Traditional DNA sequencing involves a technique developed by Frederick Sanger in 1977 called, not surprisingly, Sanger sequencing. Although this has proved incredibly useful over the years, it can only be used on small DNA sequences of around 100 to 1000 base pairs, which are the building blocks of DNA. To put that into perspective, the human genome has over 3 billion of those. Sequencing of multicellular organisms has demonstrated that the size of the genome does not necessarily dictate the complexity of the organism.
But there is a solution to the limits imposed by Sanger sequencing; shotgun sequencing. This is where big strands of DNA are broken up into random, smaller and more easy to handle fragments. These fragments can then be sequenced using Sanger sequencing, which is also called chain-termination. After several repeat rounds of this fragmentation and sequencing, a computer will identify overlapping sequences and use this to stitch together a single continuous sequence. But the loblolly pine's sequence was so unwieldy due to the number of repetitive sequences that programs struggle to order properly, that even this method couldn't quite cut it. So what the scientists did was modify the shotgun approach by first generating clones which they organised, mapped and then sequenced.
The results were published in the journal Genome Biology, and it was found that the loblolly pine genome contains 22.18 billion base pairs; that is more than seven times the number found in the human genome. 82% of this was, however, found to be repetitive sequences, in comparison to only 25% in the human genome. Not only that, but they identified numerous genes with important functions, such as disease resistance, which could be important in the lumber industry.

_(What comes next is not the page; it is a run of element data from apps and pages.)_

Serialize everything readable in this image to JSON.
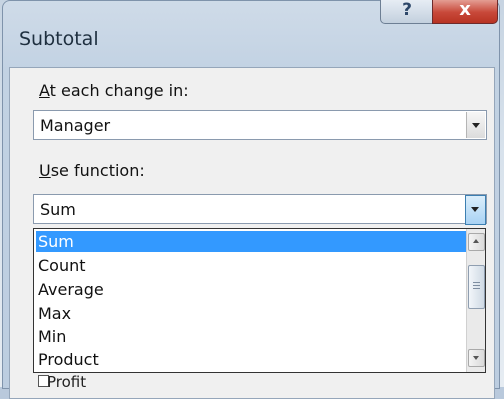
{
  "dialog": {
    "title": "Subtotal",
    "help_label": "?",
    "close_label": "x"
  },
  "change_field": {
    "label_accel": "A",
    "label_rest": "t each change in:",
    "value": "Manager"
  },
  "function_field": {
    "label_accel": "U",
    "label_rest": "se function:",
    "value": "Sum"
  },
  "function_options": [
    "Sum",
    "Count",
    "Average",
    "Max",
    "Min",
    "Product"
  ],
  "selected_option": "Sum",
  "partial_next": "Profit"
}
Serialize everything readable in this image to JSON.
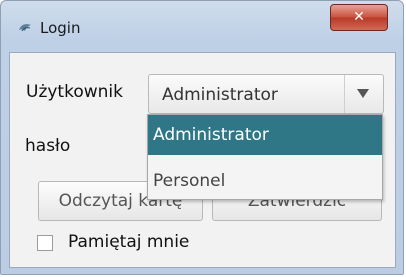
{
  "window": {
    "title": "Login",
    "close_glyph": "✕",
    "app_icon": "app-icon"
  },
  "form": {
    "user_label": "Użytkownik",
    "password_label": "hasło",
    "user_select": {
      "selected": "Administrator",
      "options": [
        "Administrator",
        "Personel"
      ],
      "highlighted_option": "Administrator"
    },
    "read_card_button": "Odczytaj kartę",
    "confirm_button": "Zatwierdzić",
    "remember_label": "Pamiętaj mnie",
    "remember_checked": false
  },
  "colors": {
    "selection_highlight": "#2f7787",
    "close_button": "#c9503d"
  }
}
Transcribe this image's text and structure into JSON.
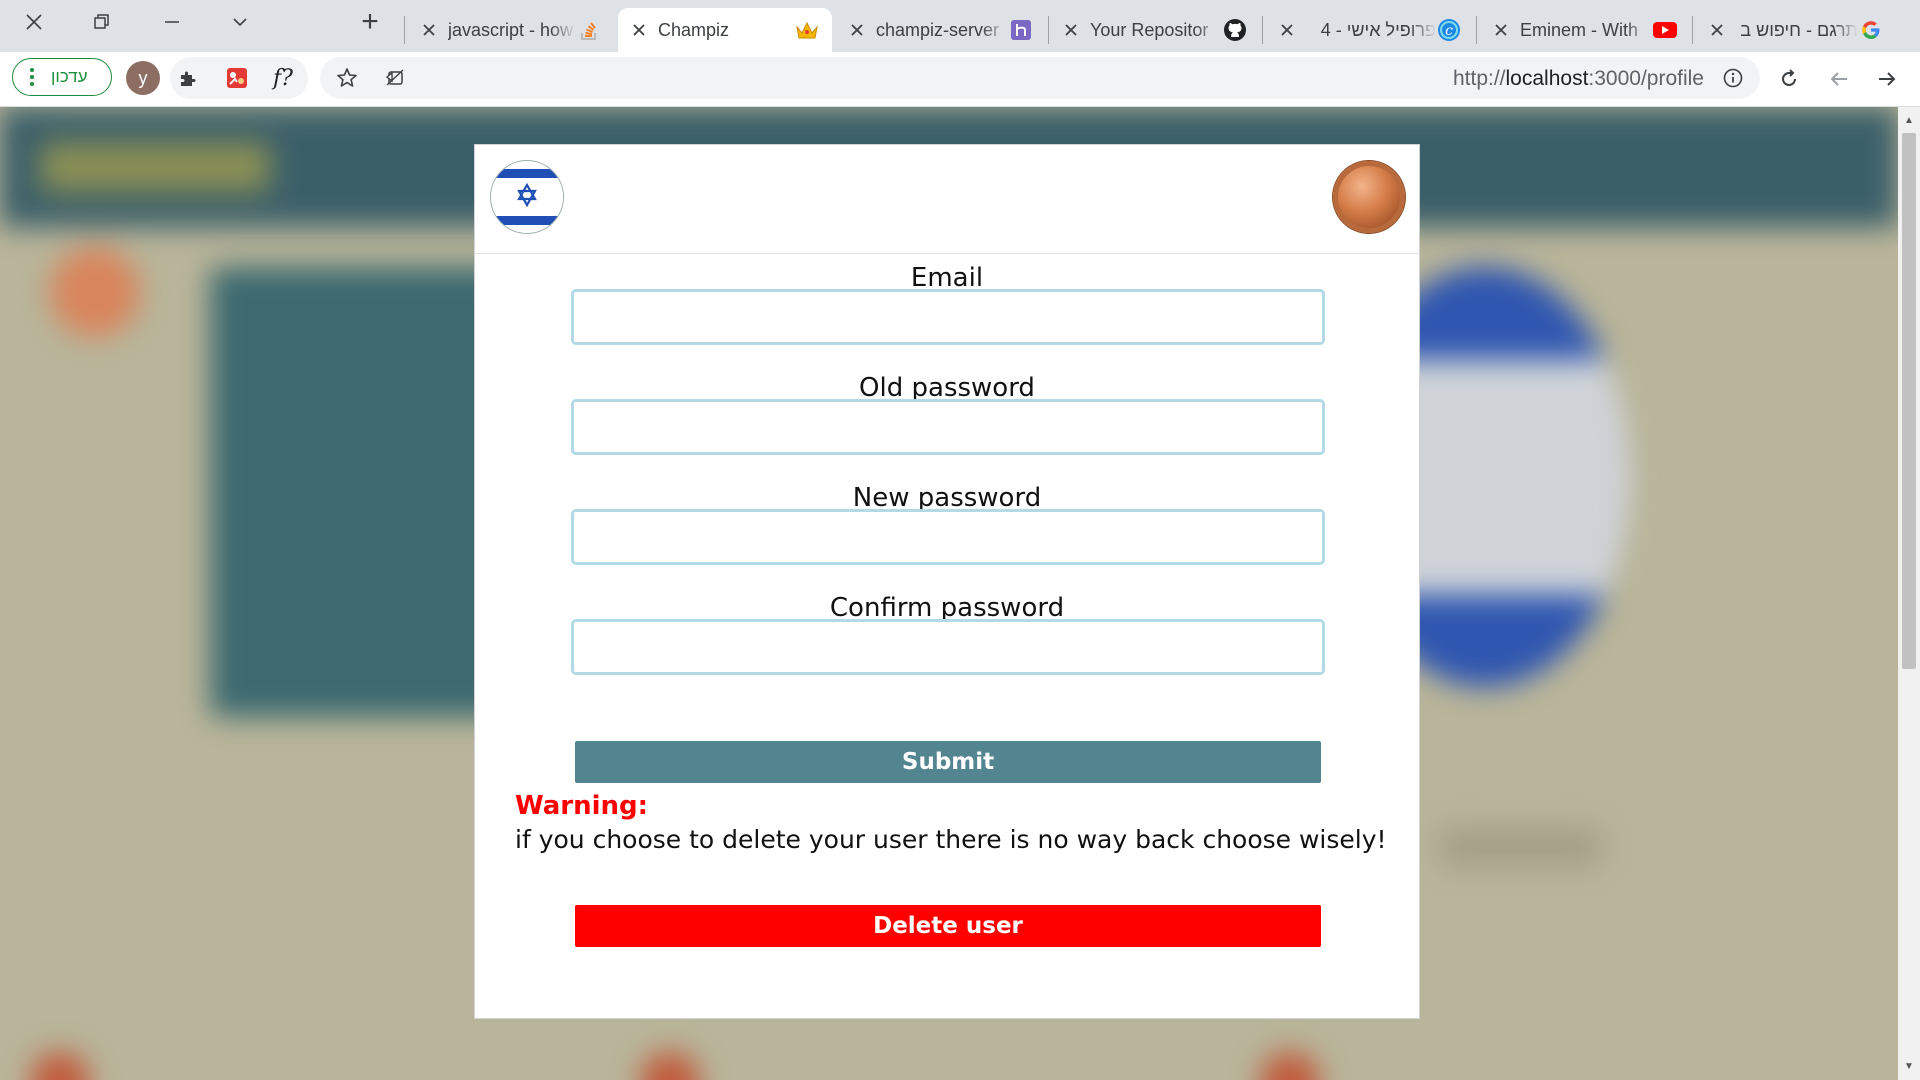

This novel and effective approach can now be applied to sequence other complex organisms, increasing our knowledge base even more.